Bristol manuscript pieces outline the legendary Merlin legend, paving the way for a King Arthur breakthrough.
RESEARCHERS at the University of Bristol have discovered some of the oldest known manuscripts documenting the mythical magician Merlin, shedding new insight on the Arthurian legend.
The finding comes three years after seven medieval parchment fragments were discovered by happenstance in a Bristol library. A group of scholars from the Universities of Bristol and Durham has now utilized cutting-edge technology to resurrect sections of the text that appeared to have been lost to the passage of time. The researchers were able to read through previously unseen areas and even determine what type of ink was utilized thanks to multi-spectral imaging technology.
The manuscript fragments contain a section from the Lancelot-Grail Cycle, an early 13th-century Old French book.
Sir Thomas Malory’s famous Le Morte Darthur, originally published in 1485 – the main source of the contemporary Arthurian mythology – was likely based on parts of this manuscript.
However, there are several significant variations in this recently discovered story of Merlin, King Arthur’s court wizard.
The manuscripts were examined by Bristol’s Professor Leah Tether of the International Arthurian Society and her husband, medieval historian Dr Benjamin Pohl, with assistance from Durham’s Old French expert Dr Laura Chuhan Campbell after their discovery in 2019.
The Bristol Merlin: Revealing the Secrets of a Medieval Fragment, which includes a full transcript and translation of the passages, is the result of their research.

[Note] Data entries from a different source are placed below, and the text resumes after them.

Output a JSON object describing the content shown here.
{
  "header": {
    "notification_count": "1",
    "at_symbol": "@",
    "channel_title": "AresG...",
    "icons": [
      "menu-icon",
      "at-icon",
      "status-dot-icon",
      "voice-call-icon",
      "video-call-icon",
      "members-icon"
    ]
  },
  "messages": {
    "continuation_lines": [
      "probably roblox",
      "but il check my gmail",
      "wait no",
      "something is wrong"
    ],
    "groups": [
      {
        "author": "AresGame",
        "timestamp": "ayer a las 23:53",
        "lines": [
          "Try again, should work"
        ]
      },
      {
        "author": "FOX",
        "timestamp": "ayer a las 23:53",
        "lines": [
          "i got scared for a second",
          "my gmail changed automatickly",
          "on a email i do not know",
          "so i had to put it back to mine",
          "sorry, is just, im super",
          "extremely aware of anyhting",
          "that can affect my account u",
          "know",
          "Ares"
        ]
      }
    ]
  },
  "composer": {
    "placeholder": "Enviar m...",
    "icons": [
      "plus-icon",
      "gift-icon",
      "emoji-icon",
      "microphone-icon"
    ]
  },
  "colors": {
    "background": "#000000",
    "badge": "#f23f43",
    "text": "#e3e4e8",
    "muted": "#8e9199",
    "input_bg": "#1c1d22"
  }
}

“Through palaeographic (handwriting) examination, we were able to date the manuscript from which the fragments were removed to 1250 to 1275, and we were able to localize it to northern, possibly north-eastern, France through a linguistic study,” Professor Tether added.

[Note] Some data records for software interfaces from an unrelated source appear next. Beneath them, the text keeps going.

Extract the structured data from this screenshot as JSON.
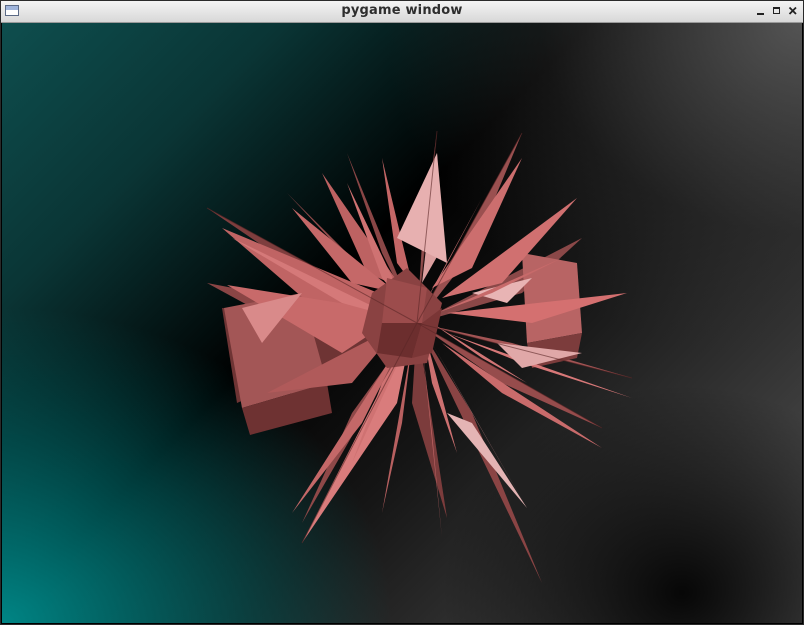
{
  "window": {
    "title": "pygame window",
    "icon": "app-window-icon",
    "controls": {
      "minimize": "minimize-icon",
      "maximize": "maximize-icon",
      "close": "close-icon"
    }
  },
  "scene": {
    "object": "stellated-polyhedron",
    "object_color": "#c86a6a",
    "background_colors": {
      "bottom_left": "#008080",
      "center": "#000000",
      "top_right": "#5a5a5a"
    }
  }
}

“The text (the Suite Vulgate du Merlin) was produced between 1220 and 1225, putting the Bristol copy within a generation of the original writer of the narrative.”
“Thanks to an annotation in the margin, we were able to date the handwriting and identify it as an English hand, we were also able to put the manuscript in England between 1300 and 1350.”
The majority of known medieval English manuscripts of this poem appear to have been produced after 1275, making this a “exceptionally early exemplar.”
The documents were also penned by two scribes using carbon-based ink, according to the researchers, who worked with Professor Andy Beeby of Durham University. “Brinkwire News in Condensed Form.”